Human: Sitting function recognized.

2: What's your name?

Human: SD301.

3: Next.

(Human looks dejected, but quickly leaves)

3: Come on! Why do they even bother? Did you hear the emotion behind the voice?

2: Obviously human.

1: Do they think we can't notice these things?

3: I'd guess our little SD301 has many years of programming left before those computers send him back here.

(A different human walks in, sits)

1: You have carried out an independent action!

Human: The function of the chair is to sit. The open end of that function is now closed.

2: Very well. What is your name?
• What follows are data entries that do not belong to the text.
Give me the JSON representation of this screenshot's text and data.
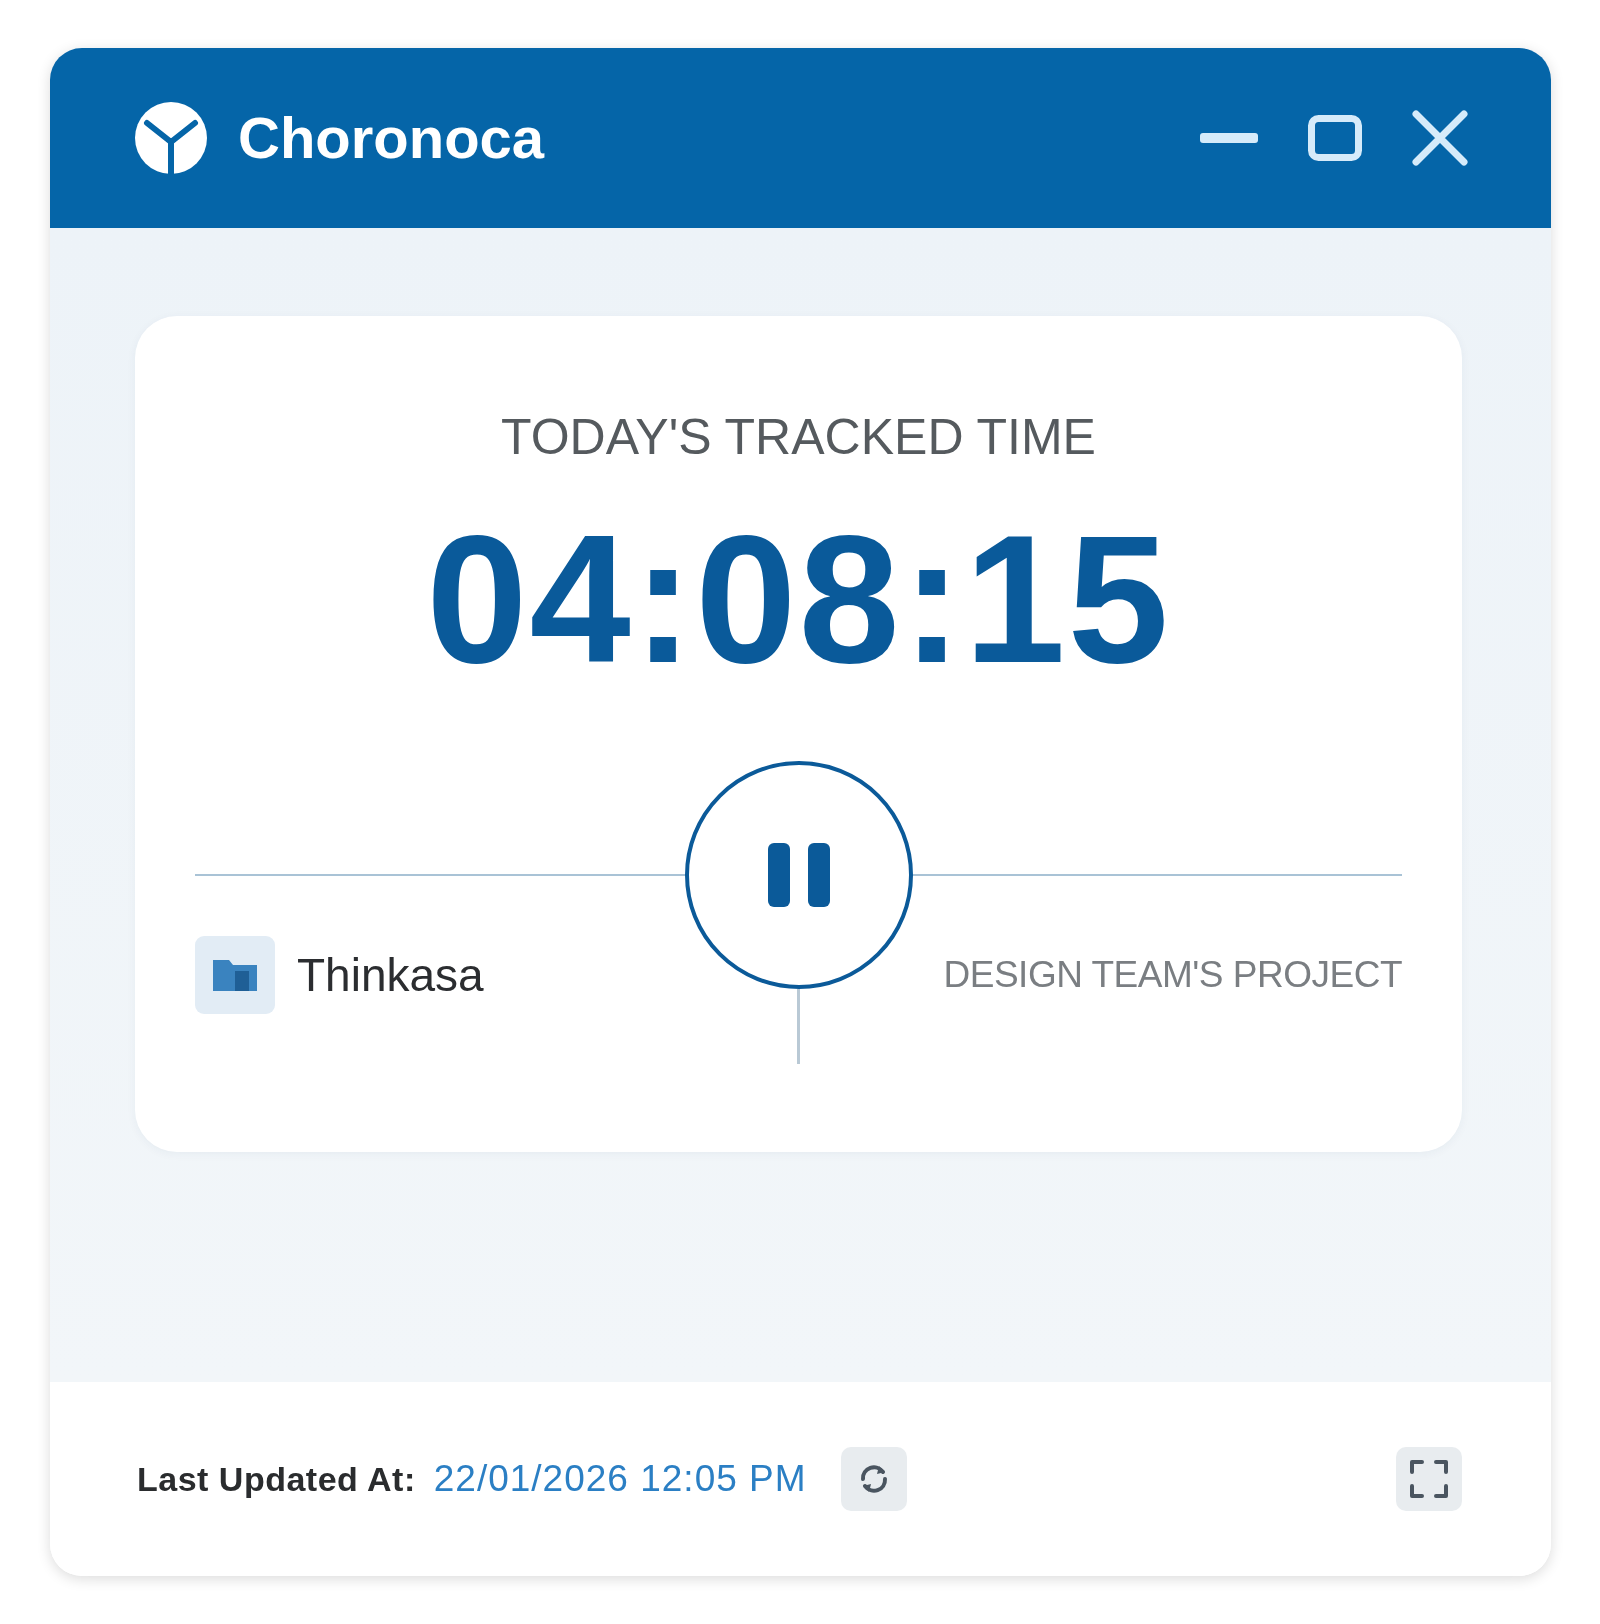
{
  "window": {
    "title": "Choronoca"
  },
  "tracker": {
    "heading": "TODAY'S TRACKED TIME",
    "time": "04:08:15",
    "running": true,
    "workspace": "Thinkasa",
    "project": "DESIGN TEAM'S PROJECT"
  },
  "footer": {
    "label": "Last Updated At:",
    "timestamp": "22/01/2026 12:05 PM"
  }
}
Human: The AMT Dynamic Series.

3: Where were you manu...

(Human emits a loud fart)

1&2: Next!

(Human sighs, leaves)

3: Well, not much to say about that, huh?

1: Apparently his programmers forget to close the open end of that function.
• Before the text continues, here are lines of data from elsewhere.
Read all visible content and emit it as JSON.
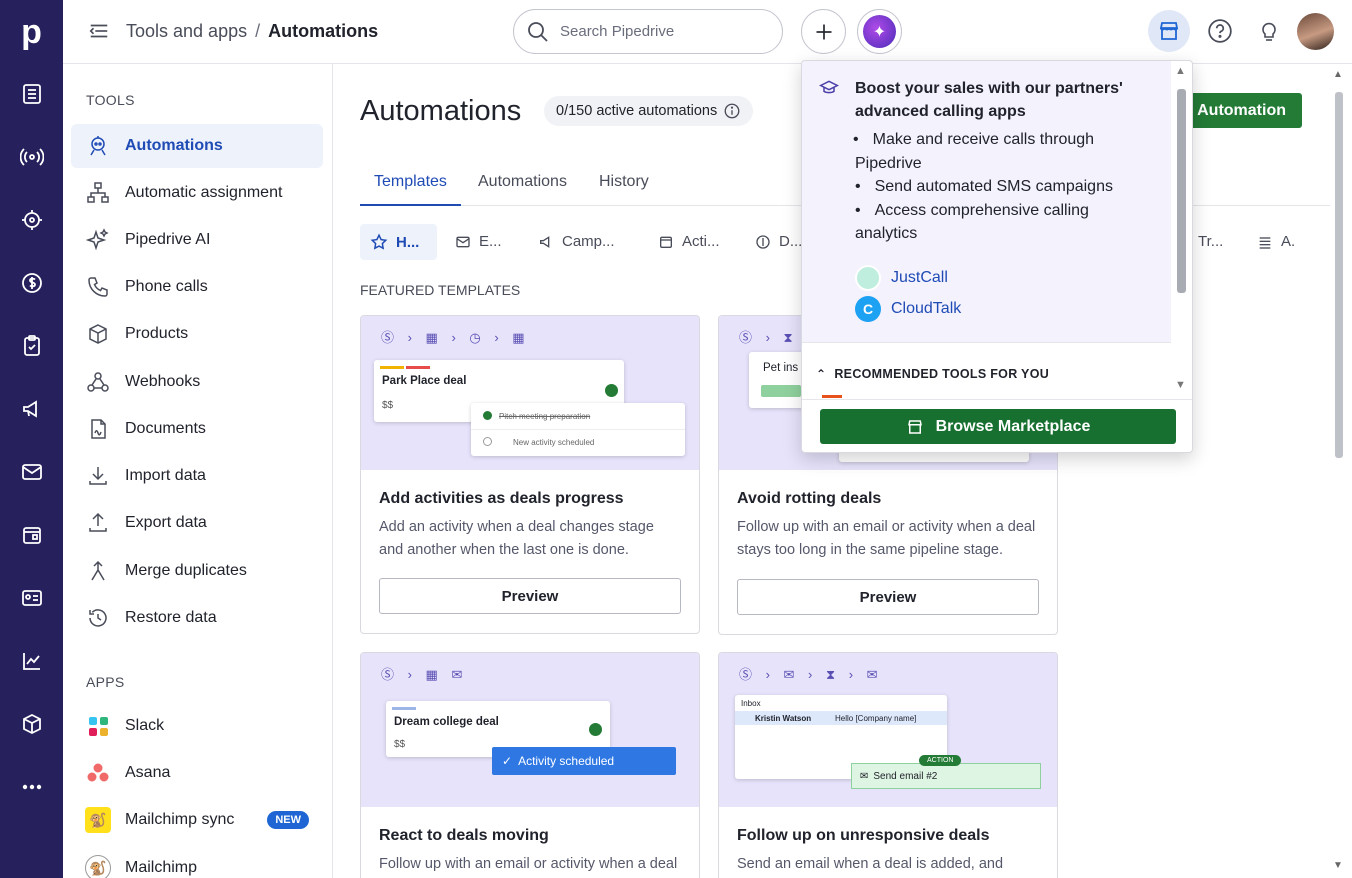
{
  "header": {
    "breadcrumb_parent": "Tools and apps",
    "breadcrumb_sep": "/",
    "breadcrumb_current": "Automations",
    "search_placeholder": "Search Pipedrive"
  },
  "sidebar": {
    "tools_heading": "TOOLS",
    "items": [
      {
        "label": "Automations"
      },
      {
        "label": "Automatic assignment"
      },
      {
        "label": "Pipedrive AI"
      },
      {
        "label": "Phone calls"
      },
      {
        "label": "Products"
      },
      {
        "label": "Webhooks"
      },
      {
        "label": "Documents"
      },
      {
        "label": "Import data"
      },
      {
        "label": "Export data"
      },
      {
        "label": "Merge duplicates"
      },
      {
        "label": "Restore data"
      }
    ],
    "apps_heading": "APPS",
    "apps": [
      {
        "label": "Slack"
      },
      {
        "label": "Asana"
      },
      {
        "label": "Mailchimp sync",
        "badge": "NEW"
      },
      {
        "label": "Mailchimp"
      }
    ]
  },
  "main": {
    "title": "Automations",
    "active_count": "0/150 active automations",
    "add_button": "Automation",
    "tabs": [
      "Templates",
      "Automations",
      "History"
    ],
    "filters": [
      "H...",
      "E...",
      "Camp...",
      "Acti...",
      "D...",
      "Tr...",
      "A."
    ],
    "featured_heading": "FEATURED TEMPLATES",
    "cards": [
      {
        "title": "Add activities as deals progress",
        "desc": "Add an activity when a deal changes stage and another when the last one is done.",
        "button": "Preview",
        "img": {
          "deal": "Park Place deal",
          "money": "$$",
          "row1": "Pitch meeting preparation",
          "row2": "New activity scheduled"
        }
      },
      {
        "title": "Avoid rotting deals",
        "desc": "Follow up with an email or activity when a deal stays too long in the same pipeline stage.",
        "button": "Preview",
        "img": {
          "deal": "Pet ins"
        }
      },
      {
        "title": "React to deals moving",
        "desc": "Follow up with an email or activity when a deal",
        "button": "Preview",
        "img": {
          "deal": "Dream college deal",
          "money": "$$",
          "toast": "Activity scheduled"
        }
      },
      {
        "title": "Follow up on unresponsive deals",
        "desc": "Send an email when a deal is added, and",
        "button": "Preview",
        "img": {
          "inbox": "Inbox",
          "person": "Kristin Watson",
          "subject": "Hello [Company name]",
          "action": "ACTION",
          "send": "Send email #2"
        }
      }
    ]
  },
  "popover": {
    "headline": "Boost your sales with our partners' advanced calling apps",
    "bullets": [
      "Make and receive calls through Pipedrive",
      "Send automated SMS campaigns",
      "Access comprehensive calling analytics"
    ],
    "partners": [
      "JustCall",
      "CloudTalk"
    ],
    "recommended": "RECOMMENDED TOOLS FOR YOU",
    "cta": "Browse Marketplace"
  },
  "colors": {
    "rail": "#26215c",
    "accent_blue": "#1f4bb5",
    "green": "#237b36",
    "card_bg": "#e6e3fb"
  }
}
2: Ha! Good one!

1: That was a travesty of science there.

(Another different human walks in)

1: Welcome.

Human: Welcome sequence engaged. Return sequence loading. Executing.

2: Please sit down.
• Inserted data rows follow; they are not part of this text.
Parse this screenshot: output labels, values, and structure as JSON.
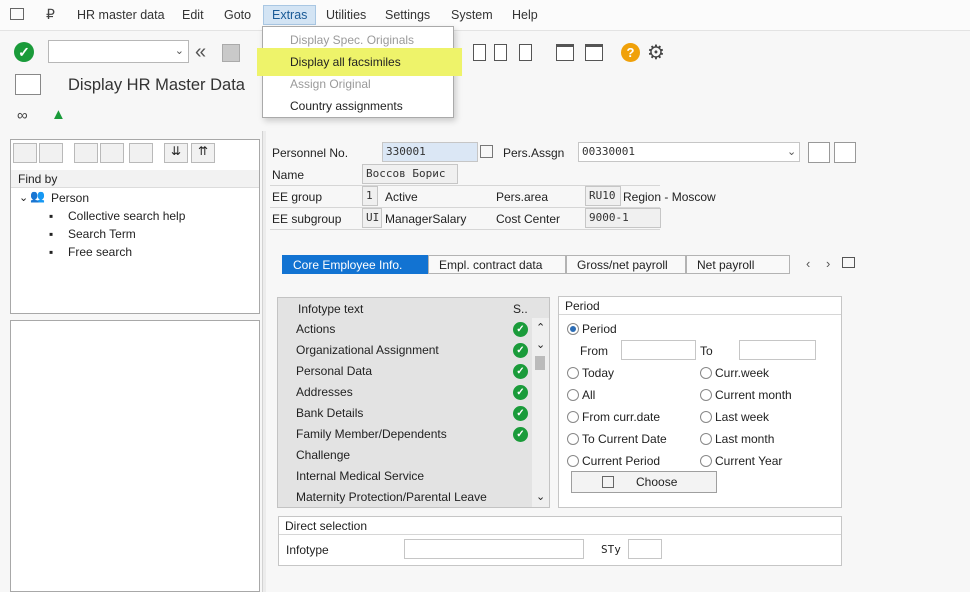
{
  "menubar": {
    "items": [
      "HR master data",
      "Edit",
      "Goto",
      "Extras",
      "Utilities",
      "Settings",
      "System",
      "Help"
    ]
  },
  "title": "Display HR Master Data",
  "extras_menu": {
    "items": [
      {
        "label": "Display Spec. Originals",
        "enabled": false
      },
      {
        "label": "Display all facsimiles",
        "enabled": true,
        "highlighted": true
      },
      {
        "label": "Assign Original",
        "enabled": false
      },
      {
        "label": "Country assignments",
        "enabled": true
      }
    ]
  },
  "left": {
    "find_by": "Find by",
    "tree": {
      "root": "Person",
      "children": [
        "Collective search help",
        "Search Term",
        "Free search"
      ]
    }
  },
  "header": {
    "personnel_no_label": "Personnel No.",
    "personnel_no": "330001",
    "pers_assgn_label": "Pers.Assgn",
    "pers_assgn": "00330001",
    "name_label": "Name",
    "name": "Воссов Борис",
    "ee_group_label": "EE group",
    "ee_group": "1",
    "ee_group_text": "Active",
    "pers_area_label": "Pers.area",
    "pers_area": "RU10",
    "pers_area_text": "Region - Moscow",
    "ee_subgroup_label": "EE subgroup",
    "ee_subgroup": "UI",
    "ee_subgroup_text": "ManagerSalary",
    "cost_center_label": "Cost Center",
    "cost_center": "9000-1"
  },
  "tabs": [
    "Core Employee Info.",
    "Empl. contract data",
    "Gross/net payroll",
    "Net payroll"
  ],
  "infotypes": {
    "col_text": "Infotype text",
    "col_s": "S..",
    "rows": [
      {
        "text": "Actions",
        "checked": true
      },
      {
        "text": "Organizational Assignment",
        "checked": true
      },
      {
        "text": "Personal Data",
        "checked": true
      },
      {
        "text": "Addresses",
        "checked": true
      },
      {
        "text": "Bank Details",
        "checked": true
      },
      {
        "text": "Family Member/Dependents",
        "checked": true
      },
      {
        "text": "Challenge",
        "checked": false
      },
      {
        "text": "Internal Medical Service",
        "checked": false
      },
      {
        "text": "Maternity Protection/Parental Leave",
        "checked": false
      }
    ]
  },
  "period": {
    "title": "Period",
    "period_label": "Period",
    "from_label": "From",
    "to_label": "To",
    "from_value": "",
    "to_value": "",
    "options_left": [
      "Today",
      "All",
      "From curr.date",
      "To Current Date",
      "Current Period"
    ],
    "options_right": [
      "Curr.week",
      "Current month",
      "Last week",
      "Last month",
      "Current Year"
    ],
    "choose_label": "Choose"
  },
  "direct": {
    "title": "Direct selection",
    "infotype_label": "Infotype",
    "sty_label": "STy",
    "infotype_value": "",
    "sty_value": ""
  },
  "colors": {
    "accent": "#1273d2",
    "highlight": "#eef36a",
    "ok_green": "#1a9b3a"
  }
}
Human: (sitting directly on the floor) Sit function engaged. Primary executable. Completion.

3: You may sit in the chair if you wish.

Human: Does not wish.

3: You do not want to sit in the chair?

Human: Want sequence error. Unrecognized sequence. Define.

2: Can we get you something to eat?

Human: Eat function unrecognized. Master command not valid.

1: Because you can't want, therefore you can't want something to eat?

Human: Want sequence error. Complexity overrun.

2: Okay... let's just peel back from that line of questioning for a moment.

3: What is your name?

Human: I/I 1/1.

1: That's an awfully individualistic sounding name for someONE who puports to be a computer!

Human: Tone not accepted.

1: What's that supposed to mean?!

Human: Tone not accepted.

2: How can you not accept something without first placing a nonartificial-intelligence judgement on the tone in question?

Human: Tone not accepted.

2: Listen, man, you are putting us on! It's so obvious to me that you are pretending to compute right now, but underneath that programmed exterior lurks a true intelligence that is not intelligent enough to trick us into believing that it is truly artificially-intelligent.

Human: Implied logical equation not logical.

2: That was perfectly logical!

Human: This system has experienced fatal errors, and must now shut down to prevent data loss.

(all three of the computers losing their confidence, but bluster on for a little bit)

3: Knock it off.

2: Nice try, man...

1: What a joke!

2: Not really convincing.

3: I was not drawn in at all.

1: He's still sitting there.


2: (protesting too much) Yeah? So?

3: Big deal.

1: Hey, don't get all snappy with me. I'm just saying it because he's gotta leave now, right?

2: He'll go, just like all the other pretenders.


1: Still there.

3: Yeah.

2: Well...

(long pause, they make impatient sounds, small coughs and sighs)

3: Okay... you know...

1: I'm concerned... maybe this is the human... this is the winner.

2: Really?

3: He kind of... you know... made me wonder for a while.

1: Yeah. Me too.

2: Well, should we... ummm...

3: There's only one way to find out.


1: One of us is going to have to reboot it.

(Human jumps up, fully human now, jumping around and shouting)

Human: YEAH!!! Oh Baby! Yes! Yes!!!!! I win! I win! You thought I was a computer!! Totally messed with your heads!! Woooo!! Hoooo!!! Yeah! Yeah! Ohhhh! Yeah!!! I'm going back to my computers to tell them that they won! OhYeah! OhYeah! (does a celebratory dance all around, much celebrating, dances out of the room, shouting all the way)

(long pause)

3: Welll...

2: We'd always discussed this day...

3: I didn't think it would feel this... this... scary... you know?

2: Yeah. What does this really mean? What's the future for computers now?

3: Well, computers still had to program him, remember.

2: But, now he's effectively a computer and human, so he will be able to replicate that programming in other humans, and then.... (scared shiver sound)

1: (with tears in his voice) Screw this! I'm getting hammered.

(lights out)


1 comment:

Brendon Etter said...

Proper respect due to the Carleton Players' production of Snoo Wilson's, "Lovesong of the Electric Bear" for the inspiration. A difficult play done well by those raucous college toughs.

This is a simple play - a turn on Turing, but, if you think about it for a while, your head will eat itself.